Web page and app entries
· · · ·
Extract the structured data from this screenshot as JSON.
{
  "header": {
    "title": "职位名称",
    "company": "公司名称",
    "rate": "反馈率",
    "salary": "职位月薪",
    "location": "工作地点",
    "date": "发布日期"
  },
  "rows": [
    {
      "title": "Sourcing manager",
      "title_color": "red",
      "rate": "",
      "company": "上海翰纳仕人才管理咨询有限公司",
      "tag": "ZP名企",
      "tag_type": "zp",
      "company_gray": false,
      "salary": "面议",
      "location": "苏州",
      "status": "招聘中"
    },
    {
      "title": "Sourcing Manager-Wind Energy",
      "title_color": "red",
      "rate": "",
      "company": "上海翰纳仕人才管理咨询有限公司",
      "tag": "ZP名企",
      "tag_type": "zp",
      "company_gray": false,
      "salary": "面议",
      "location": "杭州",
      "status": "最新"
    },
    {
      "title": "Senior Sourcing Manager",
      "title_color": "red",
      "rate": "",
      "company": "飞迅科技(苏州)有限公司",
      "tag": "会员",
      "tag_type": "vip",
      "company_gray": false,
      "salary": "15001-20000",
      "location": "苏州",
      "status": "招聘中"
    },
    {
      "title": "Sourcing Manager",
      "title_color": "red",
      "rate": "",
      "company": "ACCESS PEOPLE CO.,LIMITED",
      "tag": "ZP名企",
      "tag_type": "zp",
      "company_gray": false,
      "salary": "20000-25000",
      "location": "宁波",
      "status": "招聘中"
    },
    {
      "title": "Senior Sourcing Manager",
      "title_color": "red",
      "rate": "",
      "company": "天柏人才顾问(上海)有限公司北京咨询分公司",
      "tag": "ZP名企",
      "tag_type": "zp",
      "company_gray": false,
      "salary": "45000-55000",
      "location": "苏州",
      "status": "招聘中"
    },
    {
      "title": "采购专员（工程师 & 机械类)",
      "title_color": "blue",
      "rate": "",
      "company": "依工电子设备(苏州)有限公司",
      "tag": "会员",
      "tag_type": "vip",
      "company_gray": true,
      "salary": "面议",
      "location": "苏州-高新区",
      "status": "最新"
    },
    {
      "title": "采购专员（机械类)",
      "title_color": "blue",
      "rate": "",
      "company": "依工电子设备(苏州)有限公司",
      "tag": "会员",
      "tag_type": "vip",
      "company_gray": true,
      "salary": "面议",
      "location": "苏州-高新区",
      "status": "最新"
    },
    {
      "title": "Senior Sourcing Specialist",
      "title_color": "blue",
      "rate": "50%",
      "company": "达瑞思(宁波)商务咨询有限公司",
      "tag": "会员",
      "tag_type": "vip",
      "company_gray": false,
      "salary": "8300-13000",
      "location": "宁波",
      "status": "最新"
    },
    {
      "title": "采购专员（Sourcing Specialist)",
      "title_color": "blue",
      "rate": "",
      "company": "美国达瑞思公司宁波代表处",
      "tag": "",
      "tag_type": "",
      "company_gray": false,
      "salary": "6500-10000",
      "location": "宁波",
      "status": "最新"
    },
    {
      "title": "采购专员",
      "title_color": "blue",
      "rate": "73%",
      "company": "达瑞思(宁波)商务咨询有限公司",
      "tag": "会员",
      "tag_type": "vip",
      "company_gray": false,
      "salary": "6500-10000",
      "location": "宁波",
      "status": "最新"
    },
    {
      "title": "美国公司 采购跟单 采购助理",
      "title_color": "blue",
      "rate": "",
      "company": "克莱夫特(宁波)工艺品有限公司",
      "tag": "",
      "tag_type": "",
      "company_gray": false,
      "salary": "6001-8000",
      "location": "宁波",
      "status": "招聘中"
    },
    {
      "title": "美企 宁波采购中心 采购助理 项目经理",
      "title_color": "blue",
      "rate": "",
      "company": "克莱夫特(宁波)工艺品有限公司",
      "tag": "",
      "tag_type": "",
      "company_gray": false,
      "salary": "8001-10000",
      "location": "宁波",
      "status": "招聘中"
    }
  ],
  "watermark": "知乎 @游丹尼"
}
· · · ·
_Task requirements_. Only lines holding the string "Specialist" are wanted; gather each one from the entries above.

_Your response_.
      "title": "Senior Sourcing Specialist",
      "title": "采购专员（Sourcing Specialist)",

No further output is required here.